- _DESCRIPTION OF THE TASK_
All of the data that appears below is to be given again precisely as written.
====== INPUT
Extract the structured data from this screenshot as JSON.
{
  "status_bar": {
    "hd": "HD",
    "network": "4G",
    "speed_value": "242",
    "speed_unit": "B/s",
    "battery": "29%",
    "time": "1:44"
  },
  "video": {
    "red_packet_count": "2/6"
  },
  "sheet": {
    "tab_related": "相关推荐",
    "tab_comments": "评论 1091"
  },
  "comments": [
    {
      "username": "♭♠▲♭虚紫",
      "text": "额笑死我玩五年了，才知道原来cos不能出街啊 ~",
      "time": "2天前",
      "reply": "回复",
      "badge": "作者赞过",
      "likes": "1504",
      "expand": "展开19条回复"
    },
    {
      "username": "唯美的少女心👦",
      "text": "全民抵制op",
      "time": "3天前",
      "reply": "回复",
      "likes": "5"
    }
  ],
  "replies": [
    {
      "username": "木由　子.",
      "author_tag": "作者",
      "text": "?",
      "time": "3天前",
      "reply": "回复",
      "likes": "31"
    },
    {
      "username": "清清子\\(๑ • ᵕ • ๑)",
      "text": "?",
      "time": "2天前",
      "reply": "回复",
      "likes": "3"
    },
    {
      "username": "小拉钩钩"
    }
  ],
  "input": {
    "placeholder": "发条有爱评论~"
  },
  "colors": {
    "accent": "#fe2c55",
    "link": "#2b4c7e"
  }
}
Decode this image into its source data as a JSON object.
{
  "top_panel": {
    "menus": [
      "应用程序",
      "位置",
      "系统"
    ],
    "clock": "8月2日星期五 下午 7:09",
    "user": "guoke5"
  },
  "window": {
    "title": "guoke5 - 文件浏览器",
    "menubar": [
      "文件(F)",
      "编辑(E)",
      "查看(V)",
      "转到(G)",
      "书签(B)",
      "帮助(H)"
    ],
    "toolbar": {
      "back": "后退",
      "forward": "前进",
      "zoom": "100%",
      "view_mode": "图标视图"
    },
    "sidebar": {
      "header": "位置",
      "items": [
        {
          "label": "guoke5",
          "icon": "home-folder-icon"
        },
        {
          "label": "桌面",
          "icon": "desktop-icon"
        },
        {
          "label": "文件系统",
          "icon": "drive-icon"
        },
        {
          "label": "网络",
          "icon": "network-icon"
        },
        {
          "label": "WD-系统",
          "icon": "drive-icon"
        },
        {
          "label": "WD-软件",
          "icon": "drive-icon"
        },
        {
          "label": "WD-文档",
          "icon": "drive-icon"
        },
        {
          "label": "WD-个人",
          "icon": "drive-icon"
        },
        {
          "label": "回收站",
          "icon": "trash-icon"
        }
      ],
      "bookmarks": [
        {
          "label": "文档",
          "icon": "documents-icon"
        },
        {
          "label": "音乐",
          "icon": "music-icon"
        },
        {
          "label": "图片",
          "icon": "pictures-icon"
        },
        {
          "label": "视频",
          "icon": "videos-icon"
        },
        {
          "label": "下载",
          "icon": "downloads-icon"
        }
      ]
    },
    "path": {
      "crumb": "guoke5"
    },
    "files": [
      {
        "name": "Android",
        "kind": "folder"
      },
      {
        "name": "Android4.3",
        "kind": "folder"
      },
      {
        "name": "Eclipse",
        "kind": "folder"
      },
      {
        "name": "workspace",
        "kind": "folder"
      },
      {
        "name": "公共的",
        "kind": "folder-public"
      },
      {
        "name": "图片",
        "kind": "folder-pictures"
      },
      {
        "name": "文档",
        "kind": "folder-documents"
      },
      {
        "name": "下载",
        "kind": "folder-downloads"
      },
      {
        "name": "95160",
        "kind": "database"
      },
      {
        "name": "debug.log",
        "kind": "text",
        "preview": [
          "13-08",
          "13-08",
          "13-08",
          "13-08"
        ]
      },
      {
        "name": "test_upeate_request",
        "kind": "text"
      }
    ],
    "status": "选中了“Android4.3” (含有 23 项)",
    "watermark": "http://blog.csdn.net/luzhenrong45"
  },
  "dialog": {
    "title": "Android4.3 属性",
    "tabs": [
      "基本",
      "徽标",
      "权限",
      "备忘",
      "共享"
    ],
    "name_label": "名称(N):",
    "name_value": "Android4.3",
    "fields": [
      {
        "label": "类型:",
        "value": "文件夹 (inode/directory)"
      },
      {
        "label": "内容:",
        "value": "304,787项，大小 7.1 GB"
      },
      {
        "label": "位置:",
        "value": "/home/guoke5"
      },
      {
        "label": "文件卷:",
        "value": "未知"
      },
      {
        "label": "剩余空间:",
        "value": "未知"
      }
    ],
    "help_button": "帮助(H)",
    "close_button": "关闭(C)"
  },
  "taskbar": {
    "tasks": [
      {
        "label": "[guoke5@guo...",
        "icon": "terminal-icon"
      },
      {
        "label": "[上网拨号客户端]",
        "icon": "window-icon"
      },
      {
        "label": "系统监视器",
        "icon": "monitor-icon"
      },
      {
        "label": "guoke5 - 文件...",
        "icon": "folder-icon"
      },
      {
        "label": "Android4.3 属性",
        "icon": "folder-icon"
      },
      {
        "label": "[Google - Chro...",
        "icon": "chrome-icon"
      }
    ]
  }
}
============
- _RESPONSE_
Extract the structured data from this screenshot as JSON.
{
  "status_bar": {
    "hd": "HD",
    "network": "4G",
    "speed_value": "242",
    "speed_unit": "B/s",
    "battery": "29%",
    "time": "1:44"
  },
  "video": {
    "red_packet_count": "2/6"
  },
  "sheet": {
    "tab_related": "相关推荐",
    "tab_comments": "评论 1091"
  },
  "comments": [
    {
      "username": "♭♠▲♭虚紫",
      "text": "额笑死我玩五年了，才知道原来cos不能出街啊 ~",
      "time": "2天前",
      "reply": "回复",
      "badge": "作者赞过",
      "likes": "1504",
      "expand": "展开19条回复"
    },
    {
      "username": "唯美的少女心👦",
      "text": "全民抵制op",
      "time": "3天前",
      "reply": "回复",
      "likes": "5"
    }
  ],
  "replies": [
    {
      "username": "木由　子.",
      "author_tag": "作者",
      "text": "?",
      "time": "3天前",
      "reply": "回复",
      "likes": "31"
    },
    {
      "username": "清清子\\(๑ • ᵕ • ๑)",
      "text": "?",
      "time": "2天前",
      "reply": "回复",
      "likes": "3"
    },
    {
      "username": "小拉钩钩"
    }
  ],
  "input": {
    "placeholder": "发条有爱评论~"
  },
  "colors": {
    "accent": "#fe2c55",
    "link": "#2b4c7e"
  }
}
Decode this image into its source data as a JSON object.
{
  "top_panel": {
    "menus": [
      "应用程序",
      "位置",
      "系统"
    ],
    "clock": "8月2日星期五 下午 7:09",
    "user": "guoke5"
  },
  "window": {
    "title": "guoke5 - 文件浏览器",
    "menubar": [
      "文件(F)",
      "编辑(E)",
      "查看(V)",
      "转到(G)",
      "书签(B)",
      "帮助(H)"
    ],
    "toolbar": {
      "back": "后退",
      "forward": "前进",
      "zoom": "100%",
      "view_mode": "图标视图"
    },
    "sidebar": {
      "header": "位置",
      "items": [
        {
          "label": "guoke5",
          "icon": "home-folder-icon"
        },
        {
          "label": "桌面",
          "icon": "desktop-icon"
        },
        {
          "label": "文件系统",
          "icon": "drive-icon"
        },
        {
          "label": "网络",
          "icon": "network-icon"
        },
        {
          "label": "WD-系统",
          "icon": "drive-icon"
        },
        {
          "label": "WD-软件",
          "icon": "drive-icon"
        },
        {
          "label": "WD-文档",
          "icon": "drive-icon"
        },
        {
          "label": "WD-个人",
          "icon": "drive-icon"
        },
        {
          "label": "回收站",
          "icon": "trash-icon"
        }
      ],
      "bookmarks": [
        {
          "label": "文档",
          "icon": "documents-icon"
        },
        {
          "label": "音乐",
          "icon": "music-icon"
        },
        {
          "label": "图片",
          "icon": "pictures-icon"
        },
        {
          "label": "视频",
          "icon": "videos-icon"
        },
        {
          "label": "下载",
          "icon": "downloads-icon"
        }
      ]
    },
    "path": {
      "crumb": "guoke5"
    },
    "files": [
      {
        "name": "Android",
        "kind": "folder"
      },
      {
        "name": "Android4.3",
        "kind": "folder"
      },
      {
        "name": "Eclipse",
        "kind": "folder"
      },
      {
        "name": "workspace",
        "kind": "folder"
      },
      {
        "name": "公共的",
        "kind": "folder-public"
      },
      {
        "name": "图片",
        "kind": "folder-pictures"
      },
      {
        "name": "文档",
        "kind": "folder-documents"
      },
      {
        "name": "下载",
        "kind": "folder-downloads"
      },
      {
        "name": "95160",
        "kind": "database"
      },
      {
        "name": "debug.log",
        "kind": "text",
        "preview": [
          "13-08",
          "13-08",
          "13-08",
          "13-08"
        ]
      },
      {
        "name": "test_upeate_request",
        "kind": "text"
      }
    ],
    "status": "选中了“Android4.3” (含有 23 项)",
    "watermark": "http://blog.csdn.net/luzhenrong45"
  },
  "dialog": {
    "title": "Android4.3 属性",
    "tabs": [
      "基本",
      "徽标",
      "权限",
      "备忘",
      "共享"
    ],
    "name_label": "名称(N):",
    "name_value": "Android4.3",
    "fields": [
      {
        "label": "类型:",
        "value": "文件夹 (inode/directory)"
      },
      {
        "label": "内容:",
        "value": "304,787项，大小 7.1 GB"
      },
      {
        "label": "位置:",
        "value": "/home/guoke5"
      },
      {
        "label": "文件卷:",
        "value": "未知"
      },
      {
        "label": "剩余空间:",
        "value": "未知"
      }
    ],
    "help_button": "帮助(H)",
    "close_button": "关闭(C)"
  },
  "taskbar": {
    "tasks": [
      {
        "label": "[guoke5@guo...",
        "icon": "terminal-icon"
      },
      {
        "label": "[上网拨号客户端]",
        "icon": "window-icon"
      },
      {
        "label": "系统监视器",
        "icon": "monitor-icon"
      },
      {
        "label": "guoke5 - 文件...",
        "icon": "folder-icon"
      },
      {
        "label": "Android4.3 属性",
        "icon": "folder-icon"
      },
      {
        "label": "[Google - Chro...",
        "icon": "chrome-icon"
      }
    ]
  }
}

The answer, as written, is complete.